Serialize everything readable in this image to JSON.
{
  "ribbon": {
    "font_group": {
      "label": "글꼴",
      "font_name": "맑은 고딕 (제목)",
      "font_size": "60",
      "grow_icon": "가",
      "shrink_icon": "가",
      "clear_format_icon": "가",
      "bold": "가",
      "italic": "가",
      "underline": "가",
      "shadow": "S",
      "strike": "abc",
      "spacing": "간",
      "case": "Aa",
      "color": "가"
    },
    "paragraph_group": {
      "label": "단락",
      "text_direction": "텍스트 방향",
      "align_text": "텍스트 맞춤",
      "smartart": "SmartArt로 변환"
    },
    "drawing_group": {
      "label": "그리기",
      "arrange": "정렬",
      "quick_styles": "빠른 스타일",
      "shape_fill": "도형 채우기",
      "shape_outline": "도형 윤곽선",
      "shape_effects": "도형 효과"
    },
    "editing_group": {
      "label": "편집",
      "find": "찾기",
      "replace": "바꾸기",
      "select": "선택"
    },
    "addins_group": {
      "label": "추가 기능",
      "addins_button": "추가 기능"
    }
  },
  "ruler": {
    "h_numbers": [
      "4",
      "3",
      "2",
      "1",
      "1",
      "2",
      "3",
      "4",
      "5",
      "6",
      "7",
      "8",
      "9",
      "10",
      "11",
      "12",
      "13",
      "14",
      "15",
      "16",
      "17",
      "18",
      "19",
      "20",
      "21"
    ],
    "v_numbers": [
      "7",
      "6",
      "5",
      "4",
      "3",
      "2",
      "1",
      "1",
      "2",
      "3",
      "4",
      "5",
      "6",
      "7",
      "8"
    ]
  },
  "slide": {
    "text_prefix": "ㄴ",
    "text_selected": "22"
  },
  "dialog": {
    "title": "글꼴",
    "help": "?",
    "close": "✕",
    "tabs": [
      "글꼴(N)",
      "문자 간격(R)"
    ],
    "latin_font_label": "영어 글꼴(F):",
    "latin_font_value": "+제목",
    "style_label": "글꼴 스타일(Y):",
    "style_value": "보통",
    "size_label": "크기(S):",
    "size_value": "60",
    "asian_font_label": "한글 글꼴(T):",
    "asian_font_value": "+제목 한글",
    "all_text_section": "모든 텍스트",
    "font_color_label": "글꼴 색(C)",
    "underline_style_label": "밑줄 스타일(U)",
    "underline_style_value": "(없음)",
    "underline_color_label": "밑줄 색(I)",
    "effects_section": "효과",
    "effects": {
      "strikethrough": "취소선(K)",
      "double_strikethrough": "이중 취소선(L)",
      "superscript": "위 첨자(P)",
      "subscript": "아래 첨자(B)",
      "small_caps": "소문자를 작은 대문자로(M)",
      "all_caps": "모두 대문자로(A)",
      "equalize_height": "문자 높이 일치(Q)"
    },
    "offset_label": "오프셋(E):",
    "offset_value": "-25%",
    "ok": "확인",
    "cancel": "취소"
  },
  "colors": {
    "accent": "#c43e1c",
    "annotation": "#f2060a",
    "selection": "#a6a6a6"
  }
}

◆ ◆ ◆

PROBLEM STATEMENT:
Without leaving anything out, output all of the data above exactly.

TASK ANSWER:
Serialize everything readable in this image to JSON.
{
  "ribbon": {
    "font_group": {
      "label": "글꼴",
      "font_name": "맑은 고딕 (제목)",
      "font_size": "60",
      "grow_icon": "가",
      "shrink_icon": "가",
      "clear_format_icon": "가",
      "bold": "가",
      "italic": "가",
      "underline": "가",
      "shadow": "S",
      "strike": "abc",
      "spacing": "간",
      "case": "Aa",
      "color": "가"
    },
    "paragraph_group": {
      "label": "단락",
      "text_direction": "텍스트 방향",
      "align_text": "텍스트 맞춤",
      "smartart": "SmartArt로 변환"
    },
    "drawing_group": {
      "label": "그리기",
      "arrange": "정렬",
      "quick_styles": "빠른 스타일",
      "shape_fill": "도형 채우기",
      "shape_outline": "도형 윤곽선",
      "shape_effects": "도형 효과"
    },
    "editing_group": {
      "label": "편집",
      "find": "찾기",
      "replace": "바꾸기",
      "select": "선택"
    },
    "addins_group": {
      "label": "추가 기능",
      "addins_button": "추가 기능"
    }
  },
  "ruler": {
    "h_numbers": [
      "4",
      "3",
      "2",
      "1",
      "1",
      "2",
      "3",
      "4",
      "5",
      "6",
      "7",
      "8",
      "9",
      "10",
      "11",
      "12",
      "13",
      "14",
      "15",
      "16",
      "17",
      "18",
      "19",
      "20",
      "21"
    ],
    "v_numbers": [
      "7",
      "6",
      "5",
      "4",
      "3",
      "2",
      "1",
      "1",
      "2",
      "3",
      "4",
      "5",
      "6",
      "7",
      "8"
    ]
  },
  "slide": {
    "text_prefix": "ㄴ",
    "text_selected": "22"
  },
  "dialog": {
    "title": "글꼴",
    "help": "?",
    "close": "✕",
    "tabs": [
      "글꼴(N)",
      "문자 간격(R)"
    ],
    "latin_font_label": "영어 글꼴(F):",
    "latin_font_value": "+제목",
    "style_label": "글꼴 스타일(Y):",
    "style_value": "보통",
    "size_label": "크기(S):",
    "size_value": "60",
    "asian_font_label": "한글 글꼴(T):",
    "asian_font_value": "+제목 한글",
    "all_text_section": "모든 텍스트",
    "font_color_label": "글꼴 색(C)",
    "underline_style_label": "밑줄 스타일(U)",
    "underline_style_value": "(없음)",
    "underline_color_label": "밑줄 색(I)",
    "effects_section": "효과",
    "effects": {
      "strikethrough": "취소선(K)",
      "double_strikethrough": "이중 취소선(L)",
      "superscript": "위 첨자(P)",
      "subscript": "아래 첨자(B)",
      "small_caps": "소문자를 작은 대문자로(M)",
      "all_caps": "모두 대문자로(A)",
      "equalize_height": "문자 높이 일치(Q)"
    },
    "offset_label": "오프셋(E):",
    "offset_value": "-25%",
    "ok": "확인",
    "cancel": "취소"
  },
  "colors": {
    "accent": "#c43e1c",
    "annotation": "#f2060a",
    "selection": "#a6a6a6"
  }
}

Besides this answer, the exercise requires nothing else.